The shebang acts as a directive to the shell, allowing you to specify which interpreter and version to use. This is useful when you have scripts that require a specific Python version or use other programming languages.

How Can You Define a Portable Shebang?

To create a portable shebang that can be used across different systems, it’s recommended to use as the interpreter path instead of specifying an absolute path to a specific Python executable. This allows the system to search for the interpreter in the user’s PATH environment variable.

To define a portable shebang, you can use the following syntax:

#! python3

This shebang tells the shell to use the python3 interpreter found in the user’s PATH. This ensures that the script can be executed regardless of the specific location of the Python interpreter on different systems.

What Are Shebang Examples?

Here are some examples of common shebangs:

  • #! This shebang specifies the Python 3 interpreter located at
  • #! python3: This shebang uses the env command to search for the python3 interpreter in the user’s PATH.
  • #! python: This shebang searches for the python interpreter in the user’s PATH and uses the first one found.

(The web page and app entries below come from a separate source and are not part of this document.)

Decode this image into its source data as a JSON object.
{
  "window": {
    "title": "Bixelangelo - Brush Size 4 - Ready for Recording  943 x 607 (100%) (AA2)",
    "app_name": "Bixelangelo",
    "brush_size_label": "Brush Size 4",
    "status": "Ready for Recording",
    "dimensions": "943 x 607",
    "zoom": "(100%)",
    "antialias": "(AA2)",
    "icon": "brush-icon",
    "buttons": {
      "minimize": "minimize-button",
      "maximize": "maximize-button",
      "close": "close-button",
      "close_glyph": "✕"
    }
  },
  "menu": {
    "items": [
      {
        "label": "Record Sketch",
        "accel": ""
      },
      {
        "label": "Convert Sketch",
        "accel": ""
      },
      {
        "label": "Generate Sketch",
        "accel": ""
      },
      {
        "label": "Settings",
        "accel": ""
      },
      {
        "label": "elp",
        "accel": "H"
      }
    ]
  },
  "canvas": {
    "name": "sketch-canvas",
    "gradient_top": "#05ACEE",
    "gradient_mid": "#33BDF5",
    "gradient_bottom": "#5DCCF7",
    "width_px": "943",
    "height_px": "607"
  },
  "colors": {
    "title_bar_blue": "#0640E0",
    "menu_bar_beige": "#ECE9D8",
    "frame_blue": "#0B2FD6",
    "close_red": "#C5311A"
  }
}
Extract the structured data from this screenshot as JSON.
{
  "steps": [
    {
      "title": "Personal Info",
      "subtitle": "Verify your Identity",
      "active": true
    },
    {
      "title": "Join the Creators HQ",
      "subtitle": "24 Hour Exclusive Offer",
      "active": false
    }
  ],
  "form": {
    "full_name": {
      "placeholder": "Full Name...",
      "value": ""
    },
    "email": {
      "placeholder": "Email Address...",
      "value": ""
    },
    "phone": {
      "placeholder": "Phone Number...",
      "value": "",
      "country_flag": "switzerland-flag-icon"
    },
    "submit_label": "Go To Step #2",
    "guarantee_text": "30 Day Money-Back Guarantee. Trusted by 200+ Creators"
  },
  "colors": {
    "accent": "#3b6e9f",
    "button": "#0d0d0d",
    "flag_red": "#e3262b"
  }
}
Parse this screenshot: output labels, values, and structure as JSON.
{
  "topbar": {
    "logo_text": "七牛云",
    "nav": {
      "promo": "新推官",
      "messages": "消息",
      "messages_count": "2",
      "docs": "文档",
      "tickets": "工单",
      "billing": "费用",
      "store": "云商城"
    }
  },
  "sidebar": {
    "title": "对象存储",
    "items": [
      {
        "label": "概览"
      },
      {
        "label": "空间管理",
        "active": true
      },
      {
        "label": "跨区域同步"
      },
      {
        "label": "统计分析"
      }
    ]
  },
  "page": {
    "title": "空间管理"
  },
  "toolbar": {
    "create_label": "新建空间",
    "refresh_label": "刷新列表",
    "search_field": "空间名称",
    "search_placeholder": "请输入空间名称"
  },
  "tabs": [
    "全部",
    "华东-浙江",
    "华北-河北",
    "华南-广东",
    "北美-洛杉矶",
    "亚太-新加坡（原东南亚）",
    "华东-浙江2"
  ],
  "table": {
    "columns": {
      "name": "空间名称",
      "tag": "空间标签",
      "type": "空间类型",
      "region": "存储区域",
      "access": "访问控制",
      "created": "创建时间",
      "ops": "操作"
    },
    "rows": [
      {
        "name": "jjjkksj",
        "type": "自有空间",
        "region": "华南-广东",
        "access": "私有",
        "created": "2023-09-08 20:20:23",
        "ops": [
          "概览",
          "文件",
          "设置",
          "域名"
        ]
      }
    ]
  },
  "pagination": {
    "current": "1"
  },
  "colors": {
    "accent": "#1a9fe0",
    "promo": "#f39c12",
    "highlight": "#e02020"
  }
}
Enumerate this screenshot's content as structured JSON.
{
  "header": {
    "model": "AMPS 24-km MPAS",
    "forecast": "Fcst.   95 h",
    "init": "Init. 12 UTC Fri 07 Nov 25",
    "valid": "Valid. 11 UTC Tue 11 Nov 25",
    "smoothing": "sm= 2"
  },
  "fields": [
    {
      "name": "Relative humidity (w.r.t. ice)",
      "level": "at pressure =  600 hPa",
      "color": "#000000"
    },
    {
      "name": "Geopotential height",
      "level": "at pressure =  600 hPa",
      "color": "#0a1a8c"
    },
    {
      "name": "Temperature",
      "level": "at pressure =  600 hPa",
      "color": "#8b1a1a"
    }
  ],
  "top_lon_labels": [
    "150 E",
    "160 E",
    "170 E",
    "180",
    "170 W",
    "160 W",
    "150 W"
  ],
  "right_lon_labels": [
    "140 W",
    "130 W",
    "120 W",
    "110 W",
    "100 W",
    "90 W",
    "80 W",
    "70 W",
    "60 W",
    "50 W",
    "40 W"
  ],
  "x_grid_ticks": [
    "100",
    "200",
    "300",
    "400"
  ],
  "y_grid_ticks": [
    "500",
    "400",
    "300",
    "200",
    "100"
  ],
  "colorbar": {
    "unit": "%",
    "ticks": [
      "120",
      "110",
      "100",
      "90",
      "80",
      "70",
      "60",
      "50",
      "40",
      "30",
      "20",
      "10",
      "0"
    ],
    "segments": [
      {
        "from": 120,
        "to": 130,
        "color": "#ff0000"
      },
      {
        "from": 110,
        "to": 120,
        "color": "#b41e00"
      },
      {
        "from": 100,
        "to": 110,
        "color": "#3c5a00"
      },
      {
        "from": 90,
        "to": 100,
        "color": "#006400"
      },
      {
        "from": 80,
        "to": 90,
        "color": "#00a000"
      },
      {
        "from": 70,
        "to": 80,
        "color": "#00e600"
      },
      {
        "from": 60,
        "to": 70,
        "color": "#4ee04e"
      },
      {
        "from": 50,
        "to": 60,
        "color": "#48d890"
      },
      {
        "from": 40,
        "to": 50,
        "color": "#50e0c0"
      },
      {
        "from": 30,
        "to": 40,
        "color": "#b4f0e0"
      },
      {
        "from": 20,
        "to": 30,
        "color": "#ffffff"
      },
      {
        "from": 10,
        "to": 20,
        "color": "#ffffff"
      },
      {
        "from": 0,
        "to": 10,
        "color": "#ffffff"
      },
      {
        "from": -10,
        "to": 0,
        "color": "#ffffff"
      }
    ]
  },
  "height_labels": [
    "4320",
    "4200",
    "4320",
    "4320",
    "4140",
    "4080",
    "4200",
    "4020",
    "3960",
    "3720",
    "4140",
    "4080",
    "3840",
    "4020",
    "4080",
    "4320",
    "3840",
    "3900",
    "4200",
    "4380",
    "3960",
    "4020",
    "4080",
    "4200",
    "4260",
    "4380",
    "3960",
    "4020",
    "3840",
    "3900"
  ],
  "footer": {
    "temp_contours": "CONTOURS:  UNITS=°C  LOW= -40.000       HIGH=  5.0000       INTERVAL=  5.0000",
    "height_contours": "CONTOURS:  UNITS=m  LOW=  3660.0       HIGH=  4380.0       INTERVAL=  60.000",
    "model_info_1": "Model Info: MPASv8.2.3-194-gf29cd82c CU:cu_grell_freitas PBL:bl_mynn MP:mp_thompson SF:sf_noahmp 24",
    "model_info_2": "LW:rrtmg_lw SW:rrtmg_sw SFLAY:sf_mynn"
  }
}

By using a portable shebang, you can ensure that your script can be executed on different systems without requiring the user to modify the shebang to match their specific Python installation.

How Can You Use a Shebang With a Custom Interpreter in Python?

In addition to using the default Python interpreter, you can also use a shebang to specify a custom interpreter for your script. This can be useful when you want to use a different Python implementation or a specific version of Python.

For example, if you have a custom Python interpreter installed at, you can use the following shebang to execute your script with that interpreter:


This allows you to run your script with a custom Python environment without modifying the system-wide Python installation.

What Are Best Practices for the Shebang?

When using a shebang in your Python scripts, there are a few best practices to keep in mind:

  1. Use a portable shebang: By using python3 or a similar portable shebang, you can ensure that your script can be executed on different systems without modification.
  2. Choose the right interpreter version: Make sure to specify the correct version of Python that your script requires. Using python3 instead of python can help prevent compatibility issues between Python 2 and Python 3.
  3. Include required dependencies: If your script depends on external libraries or modules, make sure to include the necessary import statements or installation instructions in your script or documentation.

By following these best practices, you can create Python scripts that are easy to run and maintain on different systems.


In this tutorial, we explored the concept of a shebang and learned how to use it correctly in Python scripts. We discussed when to use a shebang, how to define a portable shebang, and how to use a custom interpreter. We also covered some best practices for using shebangs in your Python code.

By utilizing shebangs effectively, you can ensure that your Python scripts can be executed with the desired interpreter and version, making them more portable and versatile.